■ Task description: Look through the entries below and return all lines including the word "НСПД".

■ Data extract:

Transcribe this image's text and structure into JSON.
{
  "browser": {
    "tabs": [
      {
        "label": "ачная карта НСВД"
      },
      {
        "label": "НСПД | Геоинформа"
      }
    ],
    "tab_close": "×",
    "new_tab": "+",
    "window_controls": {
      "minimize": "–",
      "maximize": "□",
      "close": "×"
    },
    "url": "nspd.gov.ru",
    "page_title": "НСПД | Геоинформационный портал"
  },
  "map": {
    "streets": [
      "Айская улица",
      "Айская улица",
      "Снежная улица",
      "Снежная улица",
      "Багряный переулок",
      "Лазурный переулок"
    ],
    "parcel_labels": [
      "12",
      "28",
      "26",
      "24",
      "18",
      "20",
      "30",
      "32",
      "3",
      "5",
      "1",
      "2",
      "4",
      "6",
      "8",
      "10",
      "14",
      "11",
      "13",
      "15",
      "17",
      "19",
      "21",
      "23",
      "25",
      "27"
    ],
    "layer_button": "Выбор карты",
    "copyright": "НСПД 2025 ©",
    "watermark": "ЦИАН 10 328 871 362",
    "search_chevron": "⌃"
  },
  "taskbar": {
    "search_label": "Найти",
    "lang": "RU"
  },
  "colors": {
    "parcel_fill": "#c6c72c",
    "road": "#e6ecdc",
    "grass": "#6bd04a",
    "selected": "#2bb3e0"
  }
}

■ Exercise answer:
        "label": "НСПД | Геоинформа"
    "page_title": "НСПД | Геоинформационный портал"
    "copyright": "НСПД 2025 ©",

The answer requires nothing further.